Crystal Mill, Crystal, Coloroda.

The iconic Crystal Mill of Crystal, Colorado.
This mining structure has been bravely clinging onto this cliffs edge since the late 1800’s and sits nestled amidst a beautiful backdrop of Aspen trees.
Image Credit: Photograph by Erik Johnson Lincoln, Nebraska, United States of America.
Member since 2015
Source: Crystal Mill | Smithsonian Photo Contest | Smithsonian

Light at the end of a Empty Railway Tunnel.

Photograph by lifecatchme · · From Pic of the Week
What do you do when visiting an abandoned railway tunnel?
If you decided on a Picnic, yes, you’d be almost right, we always travel with a car loaded with food. On this day we had triple cream Brie, crackers, cider and chocolate.
When it comes to Photography we are giving Paul an 8.5 for a first attempt in a unknown location.
The steam of history past clings to the dark roof. The tannin water, orange, runs silently along the rails.
A ribbon of light illuminates the track. Leading to a light at the end of the tunnel.
Source: ABC OPEN: Tunnel at Tunnel || From Project: Pic of the Week

Villa Epecuen Argentina.

In the 1920’s, Villa Epecuén and its delightful salt lake were a popular tourist retreat for Buenos Aires vacationers.
Arriving by train, as many as 5,000 visitors at a time could relax in lavish quarters after taking advantage of the therapeutic waters of Lago Epecuén.
The mountain lake was usual in that its waters were saltier than any ocean—in fact, it was second only to the Dead Sea in salt content, and people suffering from depression, diabetes, and everything in-between came to soak in its healing waters—the very waters that would eventually harbor the village’s ruin.
In what can only be described as a freak occurrence, a rare weather pattern developed over Villa Epecuen in 1985, causing a seiche in the lake.
The seiche broke a dam, and then shoved its way through the dike. While the devastation was slow, it was thorough—the inevitable flood gradually devoured the entire village, submerging it under more than 30 ft. of briny waters. 280 businesses and countless personal dwellings disappeared under the surface like a modern-day Atlantis.
It wasn’t until 2009 that drier weather allowed the waters to retreat enough for the town to reemerge.
The damage total, the village was deemed a disaster area offering no incentive to rebuild.
What remains now is an eerie ghost town with rows and rows of dead, naked trees, decrepit buildings, and an entire landscape seemingly bleached out and stripped to bone by the once-healing salt waters that ravaged everything in sight.
See more via Villa Epecuen | Atlas Obscura.

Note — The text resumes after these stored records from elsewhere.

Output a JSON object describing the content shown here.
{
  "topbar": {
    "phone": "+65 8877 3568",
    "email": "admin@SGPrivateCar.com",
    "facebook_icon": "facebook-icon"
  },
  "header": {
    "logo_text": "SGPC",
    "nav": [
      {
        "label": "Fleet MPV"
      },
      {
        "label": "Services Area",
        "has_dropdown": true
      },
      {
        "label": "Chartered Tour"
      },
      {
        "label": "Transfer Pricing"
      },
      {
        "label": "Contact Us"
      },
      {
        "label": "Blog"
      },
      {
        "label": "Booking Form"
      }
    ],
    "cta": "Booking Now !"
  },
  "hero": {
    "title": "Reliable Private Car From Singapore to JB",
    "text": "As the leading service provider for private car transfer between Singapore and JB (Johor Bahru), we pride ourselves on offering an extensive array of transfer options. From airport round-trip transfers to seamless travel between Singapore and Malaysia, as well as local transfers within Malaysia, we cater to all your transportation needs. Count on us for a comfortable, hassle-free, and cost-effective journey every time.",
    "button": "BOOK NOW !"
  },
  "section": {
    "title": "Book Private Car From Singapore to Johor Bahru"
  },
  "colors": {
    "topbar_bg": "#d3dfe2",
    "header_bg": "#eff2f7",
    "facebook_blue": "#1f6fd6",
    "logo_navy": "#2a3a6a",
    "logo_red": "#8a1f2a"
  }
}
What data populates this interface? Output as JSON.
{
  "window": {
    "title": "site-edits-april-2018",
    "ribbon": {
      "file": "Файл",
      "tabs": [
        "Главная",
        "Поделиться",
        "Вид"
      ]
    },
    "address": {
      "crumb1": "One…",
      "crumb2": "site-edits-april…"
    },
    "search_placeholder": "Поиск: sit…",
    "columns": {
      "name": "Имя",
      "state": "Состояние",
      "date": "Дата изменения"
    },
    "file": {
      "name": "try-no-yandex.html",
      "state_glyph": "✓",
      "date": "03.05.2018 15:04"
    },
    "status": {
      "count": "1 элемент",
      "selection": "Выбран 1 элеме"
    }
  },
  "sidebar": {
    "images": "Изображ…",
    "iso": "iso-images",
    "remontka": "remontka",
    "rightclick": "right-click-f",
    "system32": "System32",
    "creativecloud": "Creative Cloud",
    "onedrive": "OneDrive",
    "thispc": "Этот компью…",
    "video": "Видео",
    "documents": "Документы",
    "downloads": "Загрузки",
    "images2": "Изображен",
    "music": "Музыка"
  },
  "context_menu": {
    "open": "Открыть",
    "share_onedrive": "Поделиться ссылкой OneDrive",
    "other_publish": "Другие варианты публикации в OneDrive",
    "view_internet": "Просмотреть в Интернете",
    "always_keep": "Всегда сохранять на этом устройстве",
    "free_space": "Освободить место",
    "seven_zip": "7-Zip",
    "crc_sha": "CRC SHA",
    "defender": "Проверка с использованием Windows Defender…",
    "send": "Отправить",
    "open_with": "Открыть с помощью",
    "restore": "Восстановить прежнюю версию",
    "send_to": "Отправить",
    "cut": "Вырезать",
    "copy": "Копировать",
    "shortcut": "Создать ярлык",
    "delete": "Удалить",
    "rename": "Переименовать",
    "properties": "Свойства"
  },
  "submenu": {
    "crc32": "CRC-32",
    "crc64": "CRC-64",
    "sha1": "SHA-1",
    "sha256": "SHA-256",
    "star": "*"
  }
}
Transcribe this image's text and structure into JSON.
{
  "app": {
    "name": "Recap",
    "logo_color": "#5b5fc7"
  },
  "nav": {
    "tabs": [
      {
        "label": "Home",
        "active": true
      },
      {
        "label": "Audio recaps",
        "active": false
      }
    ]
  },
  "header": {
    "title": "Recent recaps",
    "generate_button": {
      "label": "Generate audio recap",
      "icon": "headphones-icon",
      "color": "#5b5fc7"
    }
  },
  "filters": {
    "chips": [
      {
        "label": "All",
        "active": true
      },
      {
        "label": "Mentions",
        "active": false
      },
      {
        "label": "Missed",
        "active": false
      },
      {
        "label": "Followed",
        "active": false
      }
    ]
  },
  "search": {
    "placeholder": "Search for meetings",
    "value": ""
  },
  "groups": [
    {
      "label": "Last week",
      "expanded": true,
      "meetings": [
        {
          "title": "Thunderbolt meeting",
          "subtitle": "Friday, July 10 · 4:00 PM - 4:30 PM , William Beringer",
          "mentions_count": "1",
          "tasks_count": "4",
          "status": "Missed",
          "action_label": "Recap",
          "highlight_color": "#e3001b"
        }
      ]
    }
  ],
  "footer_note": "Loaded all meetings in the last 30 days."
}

School from the Vanishing West, Fresno.

Abandoned School in Fresno.
Image Credit: Photograph by Robert Cassway – Montana, USA
‘This photo shows the ravages of time and weather on a building that was left to decay after the families that lived in Fresno moved away.
It is part a larger series of photographs titled The Vanishing West’
via The walls have eyes: the best urban photography | Cities | The Guardian

‘The Island of Tears’ Spinalonga.

imageSpinalonga (photograph by Ggia/Wikimedia)
Abandoned: Mid-20th Century
Eerie Elements: After being carved off Crete to be a fortress, Spinalonga — sometimes called the Island of Tears — last served as a leper colony in the 20th century.
Can You Go? While once lepers shuddered to enter the island’s isolation through “Dante’s Gate,” now tourists are welcomed for visits with open arms, as long as they leave before the day is out.
Spinalonga in 2011 (photograph by Deror_avi/Wikimedia)
via Ghost Islands: Eight of the Eeriest Abandoned Places on the Seas | Atlas Obscura.

Rusting Away in Riyah, Lebanon.

An old locomotive rusts inside the abandoned Riyaq train station in Lebanon’s Bekaa Valley on 1 May, 2019.
Rail transport in Lebanon began in the 1890s as French projects under the Ottoman empire, but largely ceased in the 1970s owing to the country’s civil war.
The last remaining routes ended for economic reasons in the 1990s.
At its peak, Lebanon had about 408 kilometers of railway.
Image Credit: Photograph by Joseph Eid / AFP / Getty
Source: Photos of the Week: German Asparagus, Traffic Zebras, Enormous Bear – The Atlantic